“Lack of collaboration across the organization is still an issue for many risk professionals. On the other hand, breaking down silos has become less of a concern for executives,” said Carol Fox, vice president of strategic initiatives for RIMS and co-author of the report. “Tackling emerging risks often requires creative yet pragmatic approaches. It has to encompass internal cross-functional conversations — formal and informal — around the intersection of risk and strategy, senior-leadership engagement, and tapping into external information sources. Risk professionals are encouraged to broaden the scope and collaboration around emerging risk issues within their organizations.”

According to the report:

As the risk environment becomes increasingly complex and more entwined with financial decisions, risk strategy is increasingly a boardroom issue. As we have seen in past Excellence surveys, senior leaders’ expectations of the risk management department have increased in everything from leading enterprise risk management to providing better risk quantification and analysis.
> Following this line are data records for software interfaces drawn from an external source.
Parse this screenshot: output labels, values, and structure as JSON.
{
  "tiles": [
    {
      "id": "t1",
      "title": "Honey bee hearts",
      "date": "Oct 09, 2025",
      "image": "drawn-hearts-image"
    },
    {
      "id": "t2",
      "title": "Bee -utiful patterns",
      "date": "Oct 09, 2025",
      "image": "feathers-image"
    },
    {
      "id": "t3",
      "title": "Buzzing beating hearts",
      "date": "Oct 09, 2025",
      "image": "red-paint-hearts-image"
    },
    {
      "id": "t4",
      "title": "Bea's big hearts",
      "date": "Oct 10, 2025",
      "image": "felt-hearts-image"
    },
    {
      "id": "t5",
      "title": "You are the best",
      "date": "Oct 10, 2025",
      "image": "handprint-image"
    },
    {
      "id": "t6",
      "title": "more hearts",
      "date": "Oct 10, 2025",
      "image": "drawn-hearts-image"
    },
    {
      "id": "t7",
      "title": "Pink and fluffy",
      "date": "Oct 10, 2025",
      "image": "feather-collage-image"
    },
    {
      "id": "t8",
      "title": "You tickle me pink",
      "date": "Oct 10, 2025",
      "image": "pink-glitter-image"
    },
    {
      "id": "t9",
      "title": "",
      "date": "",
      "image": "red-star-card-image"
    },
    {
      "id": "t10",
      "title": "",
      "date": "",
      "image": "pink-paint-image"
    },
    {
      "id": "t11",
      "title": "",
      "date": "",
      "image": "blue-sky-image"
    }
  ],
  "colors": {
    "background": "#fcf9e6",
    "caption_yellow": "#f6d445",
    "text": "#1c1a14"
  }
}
However, while more is being asked of risk professionals, investment is not necessarily keeping pace. For example, the percentage that say they expect to hire more staff dropped to 25% this year from 37% when we asked in 2015. “We’ve all experienced this elevation of risk management at our institutions, but…as we are battling for budget, it becomes pretty easy for risk management to get pushed over to the side,” said the assistant vice president of risk management at a major university.

The survey is based on more than 700 responses to an online survey and a series of focus groups with risk executives in January and February 2016.